A firm is seen as a 'going concern' if its auditors believe it will stay in business for the 'foreseeable future'.
A firm is seen as a 'going concern' if its auditors believe it will stay in business for the 'foreseeable future' (as a rule of thumb, this is at least 12 months after its balance-sheet date). This is important because if you remove that assumption, certain standard balance-sheet classifications make no sense.

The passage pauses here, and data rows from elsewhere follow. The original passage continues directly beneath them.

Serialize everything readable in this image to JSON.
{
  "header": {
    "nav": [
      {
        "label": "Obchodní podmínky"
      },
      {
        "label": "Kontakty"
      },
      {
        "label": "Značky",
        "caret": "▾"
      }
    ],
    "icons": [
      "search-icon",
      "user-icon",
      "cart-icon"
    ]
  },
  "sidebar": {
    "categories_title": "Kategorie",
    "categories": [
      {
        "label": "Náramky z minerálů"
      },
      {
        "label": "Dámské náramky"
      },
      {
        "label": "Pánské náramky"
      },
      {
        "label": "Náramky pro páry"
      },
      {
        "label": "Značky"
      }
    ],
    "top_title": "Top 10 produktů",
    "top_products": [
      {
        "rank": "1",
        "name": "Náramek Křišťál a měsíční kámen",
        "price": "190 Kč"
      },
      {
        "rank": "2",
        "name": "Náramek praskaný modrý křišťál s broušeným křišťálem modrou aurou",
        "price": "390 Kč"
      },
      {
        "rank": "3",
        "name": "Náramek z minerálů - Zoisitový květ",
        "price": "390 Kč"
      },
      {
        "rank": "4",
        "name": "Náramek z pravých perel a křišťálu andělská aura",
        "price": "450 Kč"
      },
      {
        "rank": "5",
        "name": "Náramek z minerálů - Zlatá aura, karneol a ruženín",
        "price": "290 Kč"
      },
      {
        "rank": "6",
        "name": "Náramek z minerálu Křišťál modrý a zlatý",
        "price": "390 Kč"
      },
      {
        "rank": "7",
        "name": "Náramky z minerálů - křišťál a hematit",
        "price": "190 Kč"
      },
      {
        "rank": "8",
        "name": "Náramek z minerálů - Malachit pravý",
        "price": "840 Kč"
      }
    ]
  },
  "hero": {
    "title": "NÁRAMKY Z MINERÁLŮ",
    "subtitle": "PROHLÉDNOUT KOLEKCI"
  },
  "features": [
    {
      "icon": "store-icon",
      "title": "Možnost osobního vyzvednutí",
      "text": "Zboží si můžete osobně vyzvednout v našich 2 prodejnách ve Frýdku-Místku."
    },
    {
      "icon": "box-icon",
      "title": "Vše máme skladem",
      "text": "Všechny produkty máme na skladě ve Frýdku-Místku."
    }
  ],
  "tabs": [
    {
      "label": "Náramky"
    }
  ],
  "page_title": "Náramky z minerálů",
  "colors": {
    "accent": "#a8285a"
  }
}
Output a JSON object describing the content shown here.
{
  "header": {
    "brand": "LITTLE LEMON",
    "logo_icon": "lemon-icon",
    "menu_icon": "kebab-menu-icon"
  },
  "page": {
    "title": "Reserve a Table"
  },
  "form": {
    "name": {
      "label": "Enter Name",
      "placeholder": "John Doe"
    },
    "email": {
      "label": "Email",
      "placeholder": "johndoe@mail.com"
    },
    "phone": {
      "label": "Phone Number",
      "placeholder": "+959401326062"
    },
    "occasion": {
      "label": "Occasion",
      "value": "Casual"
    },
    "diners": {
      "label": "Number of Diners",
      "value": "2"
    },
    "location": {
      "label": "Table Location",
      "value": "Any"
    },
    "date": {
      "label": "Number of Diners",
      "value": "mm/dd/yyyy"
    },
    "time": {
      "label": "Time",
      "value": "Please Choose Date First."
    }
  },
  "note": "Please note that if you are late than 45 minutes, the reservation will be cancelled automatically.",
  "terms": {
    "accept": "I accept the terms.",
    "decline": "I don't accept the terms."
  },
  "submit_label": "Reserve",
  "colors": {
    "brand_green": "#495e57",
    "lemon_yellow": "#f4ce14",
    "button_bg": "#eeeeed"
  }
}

For example, you can't have assets listed as 'fixed' (longterm) or liabilities classified as 'falling due after more than one year' if the firm is about to go bust. Where going concern is in doubt, accounts may be prepared on a 'break-up' basis.This means assets and liabilities in the balance sheet are reclassified as short term and written down to their 'fire sale' values on the assumption that the business will soon cease.